Rebatching soap is called numerous names. French milling (this term is not proper when referring to rebatch, however, is often used), remelting, hand milling, to name a few. This simply means "remodeling" previously made cold or hot process soap. This method can be used for multiple reasons. If you aren't happy with how a batch of soap turns out, or, if you have a lot of soap scraps you don't want to waste, you can rebatch.
French milling refers to a process of passing the soap through a press to evenly distribute color and additives. It is also said to result in a more gentle, mild soap. Perhaps that is why the term "french milled" is commonly used when referring to rebatching, since rebatching is supposed to result in the same positive attributes.
Rebatched soap is thought to be even more gentle and mild than the original soap. In many cases, once it is fully dry, it will also be a harder bar of soap, lasting longer in the shower.
It is best to rebatch soap when it is still "young". Preferably within 2 weeks of making it. If you rebatch when the soap is very fresh, you can often get away without using additional liquid.
Rebatching old soap takes much longer for the soap to melt and most always requires the addition of liquid, since soap continues to dry and lose moisture as time goes on. This is why older soap is harder and lasts longer in the shower.
There is no "perfect", "exact" or "right" consistency for the soap when rebatching. It depends on what you want your final product to look like. Once the soap is soft enough to put into molds (even if you have to "glop" it in there and press it down), it is sufficiently melted. You can also melt longer to achieve a more liquid form if this is more suitable for you. Doing a partial melt will leave chunks of solid soap which looks pretty when the soap is cut, or when it is used if you are using individual molds.
As with most everything, there are a number of ways of rebatching.
Grate the soap as finely as possible and place in a baking dish. Cover with just enough water or milk to get all of the soap wet. Be careful not to use too much because doing so will prolong the drying time and increase the amount of shrinkage, resulting in distorted, mishapen bars of soap.Cover.
Place in the oven at 140 degrees. This takes a considerable period of time. Hours.Check the soap occasionally, stirring GENTLY! If you stir too quickly, you will make bubbles. It IS soap!! Bubbles are difficult to get rid of and will create air pockets in the soap.

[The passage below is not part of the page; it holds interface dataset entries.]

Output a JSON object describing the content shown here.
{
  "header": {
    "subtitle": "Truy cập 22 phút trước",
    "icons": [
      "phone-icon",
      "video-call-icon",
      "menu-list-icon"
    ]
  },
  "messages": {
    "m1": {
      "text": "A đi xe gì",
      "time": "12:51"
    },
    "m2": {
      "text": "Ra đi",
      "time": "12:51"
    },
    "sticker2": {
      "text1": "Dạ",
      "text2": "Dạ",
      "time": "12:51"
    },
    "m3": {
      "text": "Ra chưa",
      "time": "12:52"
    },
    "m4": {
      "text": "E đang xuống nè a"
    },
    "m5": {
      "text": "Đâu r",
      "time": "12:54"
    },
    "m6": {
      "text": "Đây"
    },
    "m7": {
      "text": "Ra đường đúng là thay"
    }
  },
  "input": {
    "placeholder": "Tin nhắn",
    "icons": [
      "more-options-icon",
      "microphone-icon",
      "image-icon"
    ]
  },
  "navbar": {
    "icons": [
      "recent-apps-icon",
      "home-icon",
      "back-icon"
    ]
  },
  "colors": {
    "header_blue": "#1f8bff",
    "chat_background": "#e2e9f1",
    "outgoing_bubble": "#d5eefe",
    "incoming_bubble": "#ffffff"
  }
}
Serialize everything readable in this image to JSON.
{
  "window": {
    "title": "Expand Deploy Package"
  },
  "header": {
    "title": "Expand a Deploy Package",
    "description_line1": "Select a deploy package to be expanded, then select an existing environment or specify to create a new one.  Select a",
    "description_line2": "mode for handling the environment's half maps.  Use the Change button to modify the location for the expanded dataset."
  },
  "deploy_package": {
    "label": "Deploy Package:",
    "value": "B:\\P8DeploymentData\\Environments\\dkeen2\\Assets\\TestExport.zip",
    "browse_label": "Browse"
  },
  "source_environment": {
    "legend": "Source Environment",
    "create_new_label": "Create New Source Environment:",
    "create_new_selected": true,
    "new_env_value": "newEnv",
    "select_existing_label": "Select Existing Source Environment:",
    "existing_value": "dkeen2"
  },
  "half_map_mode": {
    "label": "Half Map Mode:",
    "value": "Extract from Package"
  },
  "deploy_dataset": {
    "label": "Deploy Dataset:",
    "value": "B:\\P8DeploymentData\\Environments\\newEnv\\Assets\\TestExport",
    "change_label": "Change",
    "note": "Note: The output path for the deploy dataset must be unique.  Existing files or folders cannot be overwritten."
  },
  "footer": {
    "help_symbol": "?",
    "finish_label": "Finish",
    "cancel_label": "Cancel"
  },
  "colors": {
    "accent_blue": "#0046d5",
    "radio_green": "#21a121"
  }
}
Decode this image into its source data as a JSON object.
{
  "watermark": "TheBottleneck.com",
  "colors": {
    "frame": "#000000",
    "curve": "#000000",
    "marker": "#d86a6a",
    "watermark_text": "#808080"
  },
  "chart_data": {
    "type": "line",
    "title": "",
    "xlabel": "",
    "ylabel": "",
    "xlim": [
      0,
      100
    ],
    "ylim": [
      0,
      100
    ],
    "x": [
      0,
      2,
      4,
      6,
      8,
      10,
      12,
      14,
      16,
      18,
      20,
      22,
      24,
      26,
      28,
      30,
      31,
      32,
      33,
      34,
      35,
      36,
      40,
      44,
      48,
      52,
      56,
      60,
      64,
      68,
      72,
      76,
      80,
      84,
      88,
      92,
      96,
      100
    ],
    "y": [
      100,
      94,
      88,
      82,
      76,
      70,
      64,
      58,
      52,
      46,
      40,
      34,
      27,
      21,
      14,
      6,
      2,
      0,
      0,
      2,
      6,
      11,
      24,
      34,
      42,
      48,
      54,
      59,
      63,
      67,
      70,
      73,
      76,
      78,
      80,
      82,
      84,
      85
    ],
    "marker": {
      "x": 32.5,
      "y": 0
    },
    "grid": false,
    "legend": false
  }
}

When the soap becomes a thick liquid, it is ready. Take it out of the oven and add your fragrances, herbs, colors. etc.
Poor into molds. Allow to harden. Placing in the freezer will speed the process. Once able, remove from molds and allow to dry. Drying time varies, depending on the amount of liquid you added at the beginning of the process.
Crock Pot Method:
To do this safely, you MUST have a crock pot that has a very low setting. Slow cookers often only have low and high and low is too hot. Crock pot brand on low is generally acceptable. As before, grate the soap as finely as possible. Put just enough liquid (milk or water) into
the crockpot to cover the bottom. Add soap and cover the pot. Let it sit for an hour. Check the soap's consistency. Don't stir too much! Continue to check every hour or so, more frequently once it begins to melt. DO NOT leave it heating overnight or go for long periods of time unattended. One of two things can happen. It can burn, or, bubble up and overflow! As soon as the soap becomes liquid or soft enough to incorporate other ingredients, it is ready to do so. Pour into a mold. Place molds in the freezer until the soap is firm enough to remove. Allow to dry.
Zip Lock Baggie Method:
Put finely grated soap in zip lock baggie. Add desired amount of either milk or water. Close baggie, pressing out as much air as possible. Place inside a second zip lock baggie, closing the same way as the first one. Place baggie in pot of SIMMERING water. Cover pan. Flip the baggie over occasionally. Gently knead the soap occasionally after it begins to melt. (Be careful, it's HOT!)
Once the soap reaches the desired consistency, carefully open the baggies and add any additional ingredients, mashing the soap around to incorporate. Snip the corner off the baggie and pipe the soap into the molds. Allow to harden. Remove from mold and dry.
Below are pictures of a rebatch I did today. I didn't like the design of the soap, so, decided to rebatch. You can see the original design in the first picture and will see the end product after rebatch a few pictures later.
This was a partial melt. I used the baggie method. It took a couple of hours for the soap to melt sufficiently because the original soap was at least a year old. I tried to rebatch without any liquid at all but it just wouldn't melt. I ended up adding approximately 1 Table spoon of heavy cream. I sprinkled some of the grated soap on the top of the rebatch and poked it down in a bit with my fingers, just to make it pretty.